• _SUPPLIED RECORDS_
# # # # #

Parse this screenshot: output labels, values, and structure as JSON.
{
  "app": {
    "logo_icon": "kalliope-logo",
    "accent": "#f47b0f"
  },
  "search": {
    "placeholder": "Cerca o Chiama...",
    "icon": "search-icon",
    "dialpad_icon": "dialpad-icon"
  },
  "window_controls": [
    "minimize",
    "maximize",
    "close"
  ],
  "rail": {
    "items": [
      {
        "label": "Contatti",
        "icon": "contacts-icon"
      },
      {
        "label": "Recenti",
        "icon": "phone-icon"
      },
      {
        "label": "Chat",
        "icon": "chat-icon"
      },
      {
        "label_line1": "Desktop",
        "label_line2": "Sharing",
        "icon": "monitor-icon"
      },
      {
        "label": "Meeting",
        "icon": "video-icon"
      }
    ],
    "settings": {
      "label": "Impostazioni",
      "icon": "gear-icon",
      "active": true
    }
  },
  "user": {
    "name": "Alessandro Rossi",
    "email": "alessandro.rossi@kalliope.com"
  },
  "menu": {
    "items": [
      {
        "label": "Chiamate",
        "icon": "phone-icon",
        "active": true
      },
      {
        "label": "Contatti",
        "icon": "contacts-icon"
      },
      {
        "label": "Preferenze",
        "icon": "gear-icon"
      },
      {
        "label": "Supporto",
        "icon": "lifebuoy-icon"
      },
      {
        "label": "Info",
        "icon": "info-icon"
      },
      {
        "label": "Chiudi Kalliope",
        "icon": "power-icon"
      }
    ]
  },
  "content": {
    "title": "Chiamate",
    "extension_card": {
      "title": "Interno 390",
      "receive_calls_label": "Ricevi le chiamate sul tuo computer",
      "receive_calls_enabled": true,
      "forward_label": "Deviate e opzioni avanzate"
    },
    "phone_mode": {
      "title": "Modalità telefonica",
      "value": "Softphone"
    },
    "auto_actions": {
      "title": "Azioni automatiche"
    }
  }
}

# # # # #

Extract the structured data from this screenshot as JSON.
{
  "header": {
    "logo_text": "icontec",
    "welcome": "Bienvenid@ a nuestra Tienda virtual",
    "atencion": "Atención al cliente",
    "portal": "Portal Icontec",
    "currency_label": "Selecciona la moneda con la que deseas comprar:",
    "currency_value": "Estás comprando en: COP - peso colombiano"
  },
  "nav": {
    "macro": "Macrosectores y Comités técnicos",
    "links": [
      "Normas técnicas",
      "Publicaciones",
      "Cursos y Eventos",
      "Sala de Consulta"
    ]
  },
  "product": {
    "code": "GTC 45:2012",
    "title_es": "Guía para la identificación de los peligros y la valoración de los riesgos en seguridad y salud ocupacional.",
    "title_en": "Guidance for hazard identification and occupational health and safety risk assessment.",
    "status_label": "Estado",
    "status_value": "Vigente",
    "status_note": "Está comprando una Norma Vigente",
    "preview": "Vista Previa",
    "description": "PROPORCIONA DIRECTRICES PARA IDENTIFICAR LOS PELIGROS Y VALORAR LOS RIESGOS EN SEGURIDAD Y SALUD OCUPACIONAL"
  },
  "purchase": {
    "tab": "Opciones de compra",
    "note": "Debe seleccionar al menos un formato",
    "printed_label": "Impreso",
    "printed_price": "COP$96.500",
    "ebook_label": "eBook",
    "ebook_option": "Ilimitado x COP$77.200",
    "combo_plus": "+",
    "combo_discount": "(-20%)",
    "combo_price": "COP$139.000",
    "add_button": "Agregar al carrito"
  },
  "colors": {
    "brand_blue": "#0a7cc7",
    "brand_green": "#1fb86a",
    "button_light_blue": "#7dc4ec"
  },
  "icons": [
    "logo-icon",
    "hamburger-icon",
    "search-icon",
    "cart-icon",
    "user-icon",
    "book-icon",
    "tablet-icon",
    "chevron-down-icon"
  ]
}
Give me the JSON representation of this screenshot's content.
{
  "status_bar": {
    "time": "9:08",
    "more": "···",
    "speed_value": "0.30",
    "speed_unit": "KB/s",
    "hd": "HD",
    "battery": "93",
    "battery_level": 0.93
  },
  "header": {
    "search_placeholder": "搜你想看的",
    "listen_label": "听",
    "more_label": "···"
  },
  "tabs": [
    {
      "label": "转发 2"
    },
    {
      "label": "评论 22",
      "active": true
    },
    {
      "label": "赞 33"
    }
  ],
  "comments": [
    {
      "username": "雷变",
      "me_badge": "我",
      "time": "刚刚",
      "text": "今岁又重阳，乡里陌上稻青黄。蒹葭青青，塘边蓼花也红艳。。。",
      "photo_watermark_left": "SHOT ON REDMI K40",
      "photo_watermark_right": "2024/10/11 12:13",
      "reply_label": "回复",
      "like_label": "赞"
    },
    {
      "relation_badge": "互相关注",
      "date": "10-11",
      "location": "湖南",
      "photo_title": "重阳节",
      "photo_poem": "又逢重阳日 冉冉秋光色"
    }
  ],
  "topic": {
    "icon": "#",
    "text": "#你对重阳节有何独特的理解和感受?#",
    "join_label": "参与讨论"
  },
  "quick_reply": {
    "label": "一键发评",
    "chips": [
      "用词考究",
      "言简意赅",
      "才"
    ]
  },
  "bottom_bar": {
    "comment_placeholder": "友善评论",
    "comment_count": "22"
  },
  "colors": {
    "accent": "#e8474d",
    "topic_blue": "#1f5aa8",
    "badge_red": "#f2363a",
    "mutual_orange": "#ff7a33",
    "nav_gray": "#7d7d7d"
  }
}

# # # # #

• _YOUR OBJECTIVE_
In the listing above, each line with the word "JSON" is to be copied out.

• _EXERCISE SOLUTION_
Parse this screenshot: output labels, values, and structure as JSON.
Extract the structured data from this screenshot as JSON.
Give me the JSON representation of this screenshot's content.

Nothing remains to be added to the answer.